▶ _AIM OF THE TASK_
What is the count of lines below that include "JSON"? Reply with nothing else.

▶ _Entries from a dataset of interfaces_

....................

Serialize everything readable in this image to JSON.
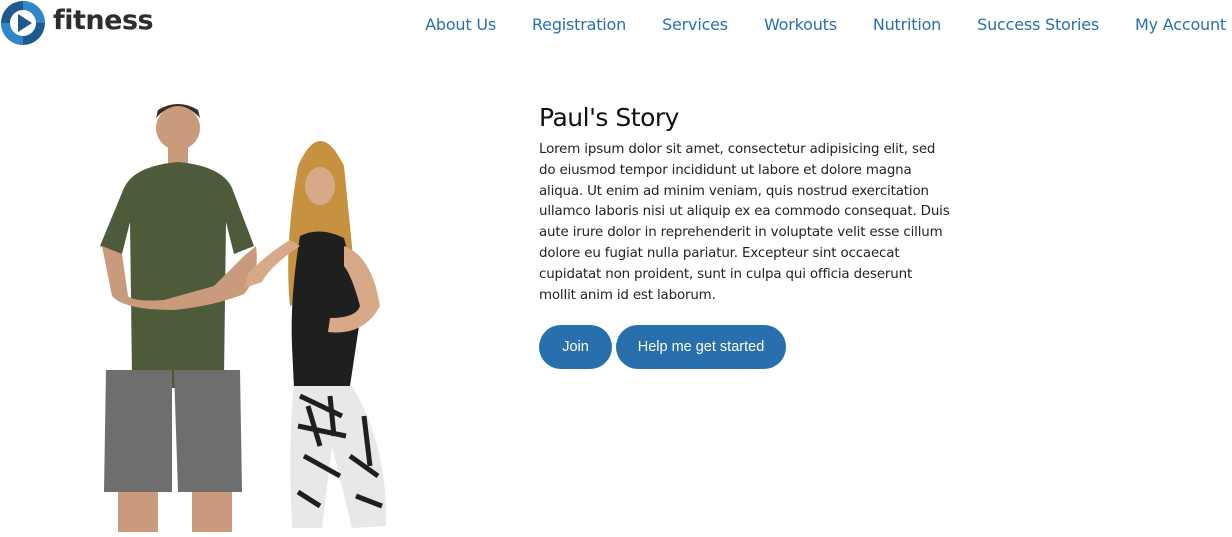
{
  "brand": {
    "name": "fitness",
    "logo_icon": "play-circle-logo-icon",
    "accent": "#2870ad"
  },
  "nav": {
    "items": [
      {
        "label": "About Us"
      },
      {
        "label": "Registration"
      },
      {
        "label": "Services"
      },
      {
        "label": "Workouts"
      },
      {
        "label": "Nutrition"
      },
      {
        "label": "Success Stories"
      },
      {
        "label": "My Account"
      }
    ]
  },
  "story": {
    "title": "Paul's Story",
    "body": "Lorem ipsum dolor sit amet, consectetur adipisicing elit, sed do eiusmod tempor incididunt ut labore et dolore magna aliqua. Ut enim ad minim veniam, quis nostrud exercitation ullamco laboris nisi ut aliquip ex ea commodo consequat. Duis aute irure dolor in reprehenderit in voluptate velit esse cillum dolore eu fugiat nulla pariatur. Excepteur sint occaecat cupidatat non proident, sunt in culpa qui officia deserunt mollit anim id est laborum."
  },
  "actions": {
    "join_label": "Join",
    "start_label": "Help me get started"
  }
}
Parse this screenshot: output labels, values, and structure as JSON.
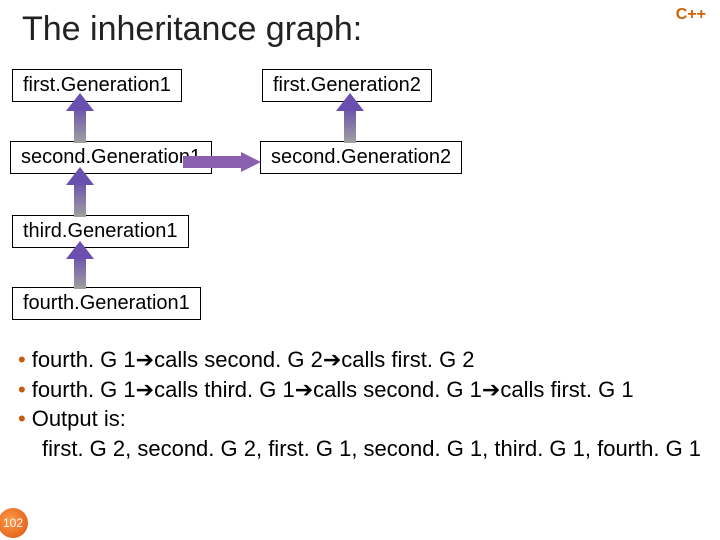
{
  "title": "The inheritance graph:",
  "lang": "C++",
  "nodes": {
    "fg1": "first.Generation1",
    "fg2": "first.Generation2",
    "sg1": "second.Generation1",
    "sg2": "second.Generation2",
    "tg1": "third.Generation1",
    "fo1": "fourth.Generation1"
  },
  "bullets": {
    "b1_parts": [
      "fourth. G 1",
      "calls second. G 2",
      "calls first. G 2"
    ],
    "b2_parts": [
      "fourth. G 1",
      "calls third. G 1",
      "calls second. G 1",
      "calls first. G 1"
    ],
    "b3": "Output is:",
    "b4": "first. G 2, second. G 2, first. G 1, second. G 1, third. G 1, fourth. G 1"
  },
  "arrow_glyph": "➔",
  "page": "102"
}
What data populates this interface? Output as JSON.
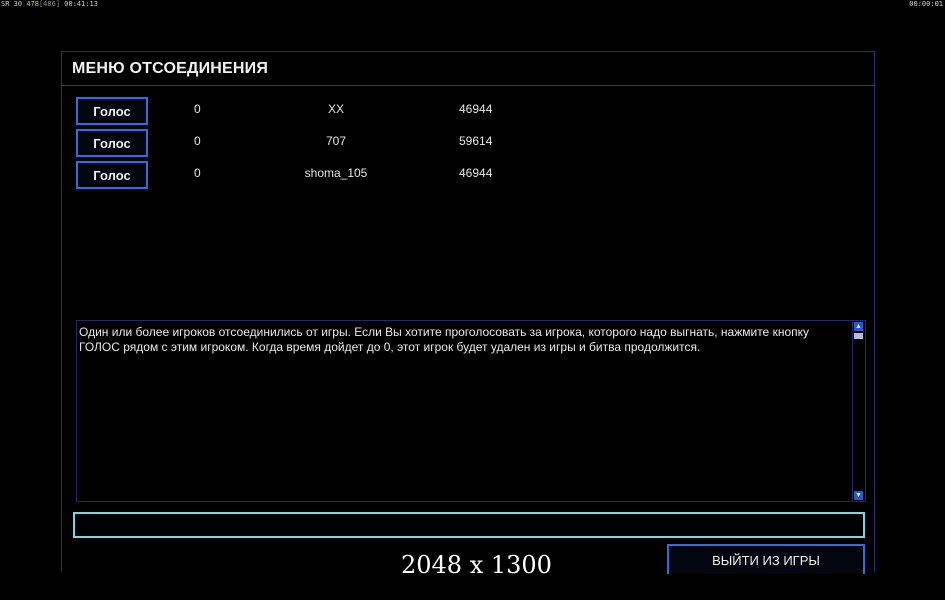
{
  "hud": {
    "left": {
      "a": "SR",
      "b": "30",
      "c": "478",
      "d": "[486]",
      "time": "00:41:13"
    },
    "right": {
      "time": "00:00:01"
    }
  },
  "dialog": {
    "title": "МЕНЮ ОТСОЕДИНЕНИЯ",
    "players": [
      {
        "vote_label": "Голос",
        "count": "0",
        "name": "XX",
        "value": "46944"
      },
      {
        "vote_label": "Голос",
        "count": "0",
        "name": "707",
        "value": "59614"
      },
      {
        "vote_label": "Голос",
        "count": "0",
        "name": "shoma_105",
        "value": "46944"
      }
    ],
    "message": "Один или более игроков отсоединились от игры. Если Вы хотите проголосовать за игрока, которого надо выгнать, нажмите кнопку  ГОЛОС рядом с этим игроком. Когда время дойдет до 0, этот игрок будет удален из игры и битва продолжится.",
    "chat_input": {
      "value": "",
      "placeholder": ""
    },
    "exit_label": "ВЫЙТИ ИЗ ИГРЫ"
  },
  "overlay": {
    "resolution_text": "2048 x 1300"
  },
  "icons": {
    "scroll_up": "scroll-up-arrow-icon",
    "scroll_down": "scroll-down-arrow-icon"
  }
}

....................

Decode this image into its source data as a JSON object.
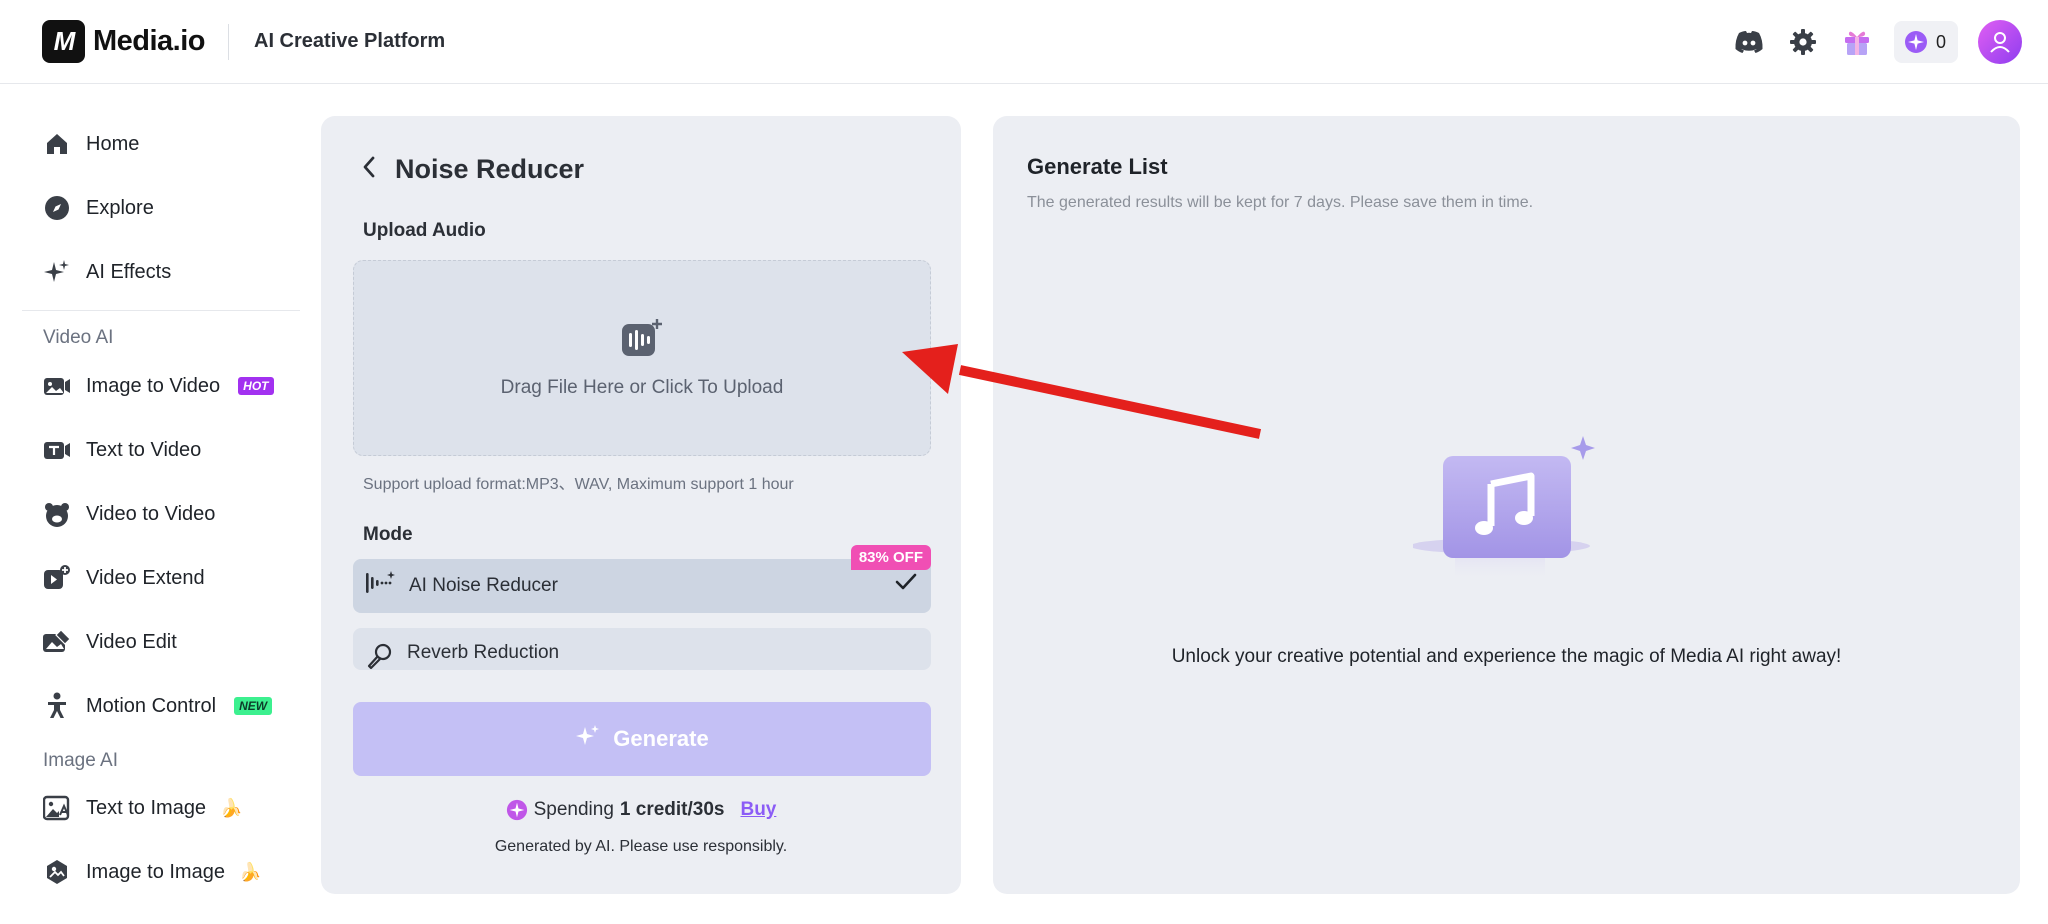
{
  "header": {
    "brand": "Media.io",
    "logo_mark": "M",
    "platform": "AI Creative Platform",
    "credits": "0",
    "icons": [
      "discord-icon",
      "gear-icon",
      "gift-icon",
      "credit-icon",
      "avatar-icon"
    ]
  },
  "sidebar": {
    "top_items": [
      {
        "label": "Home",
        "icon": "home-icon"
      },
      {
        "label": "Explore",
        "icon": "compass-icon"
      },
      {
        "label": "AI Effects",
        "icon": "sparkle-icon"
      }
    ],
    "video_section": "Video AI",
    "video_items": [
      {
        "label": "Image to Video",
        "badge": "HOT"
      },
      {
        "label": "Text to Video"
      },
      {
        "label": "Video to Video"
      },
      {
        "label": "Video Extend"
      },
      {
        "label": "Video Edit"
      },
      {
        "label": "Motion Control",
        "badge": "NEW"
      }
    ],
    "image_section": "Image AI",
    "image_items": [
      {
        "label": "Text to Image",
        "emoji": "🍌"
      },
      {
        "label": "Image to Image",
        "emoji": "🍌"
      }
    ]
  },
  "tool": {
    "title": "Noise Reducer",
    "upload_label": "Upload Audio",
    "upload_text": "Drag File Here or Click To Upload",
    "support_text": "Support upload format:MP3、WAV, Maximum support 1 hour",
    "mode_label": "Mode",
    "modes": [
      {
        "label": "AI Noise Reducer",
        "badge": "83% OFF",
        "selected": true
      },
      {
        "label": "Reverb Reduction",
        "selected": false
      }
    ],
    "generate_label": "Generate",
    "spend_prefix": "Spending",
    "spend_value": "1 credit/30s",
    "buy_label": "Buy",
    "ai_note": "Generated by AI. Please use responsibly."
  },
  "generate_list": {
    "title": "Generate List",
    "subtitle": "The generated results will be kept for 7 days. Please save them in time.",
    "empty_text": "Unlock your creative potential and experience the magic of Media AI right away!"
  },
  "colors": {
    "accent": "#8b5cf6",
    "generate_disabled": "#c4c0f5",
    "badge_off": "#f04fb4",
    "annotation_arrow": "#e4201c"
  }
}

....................

▶ _FINISHED TASK_
4